A Women's European Club Championship
There are women's European club tournaments in just about every sport you can name - except rugby. It may sound ambitious, and no doubt many will shout out "cost" and "crowded season" but there has already been such a tournament - indeed there have been two. Rugby Europe - then FIRA - launched "La Coupe d'Europe de rugby à XV féminin" in 2007. Unfortunately it was all perhaps a little early, only France and Spain entered, and after two seasons (both won by Montpellier) the competition ended.
But its now 2017. Women's rugby is on an unparalleled high, so is it not time to revisit the idea? And if the varying strengths of club teams may be seen as a barrier, there must at least be considerable mileage in games between the English and French champions (not to mention sponsorship and TV interest, in France anyway) - perhaps as a season opener. And then expand from there.
A competitive and memorable Women's Rugby World Cup
One thing we can hope for with confidence in 2017 is that the World Cup in Ireland will be the best ever. On paper it looks like the strongest field we have seen, with even the "outsiders" being regular test-playing countries, and great venues in Dublin and Belfast which will hopefully be packed on all five days.
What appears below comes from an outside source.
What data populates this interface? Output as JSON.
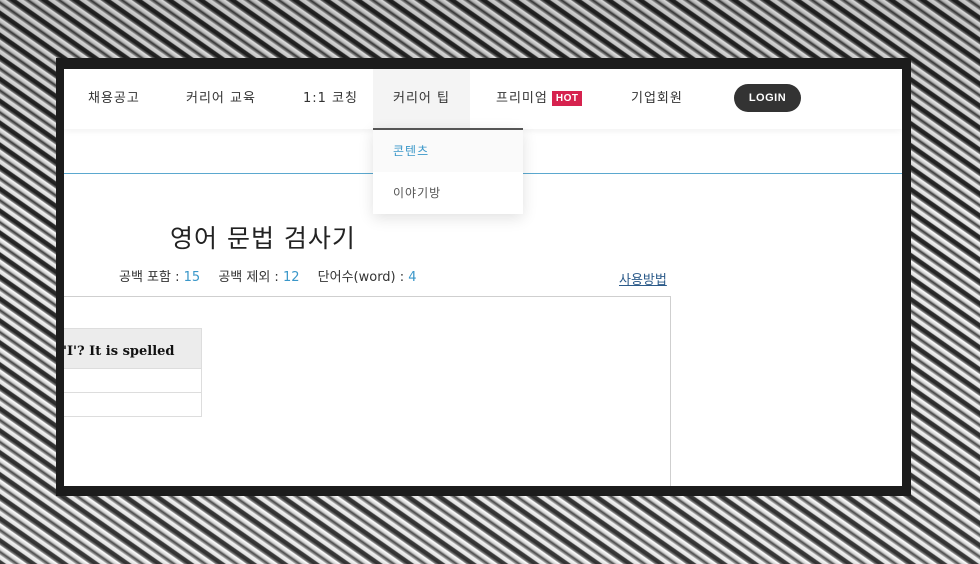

We also hope that the IRFU do not underestimate interest in the tournament (as the RFU and FFR did in 2010 and 2014, when people were turned away for the preliminary stages due to the grounds being full) and that this could even be the first women's world cup to officially make a surplus.
And above all - for the first time - a World Cup that everyone can watch with every game will be made available free-to-air on TV or live stream, and above all with no geoblocking!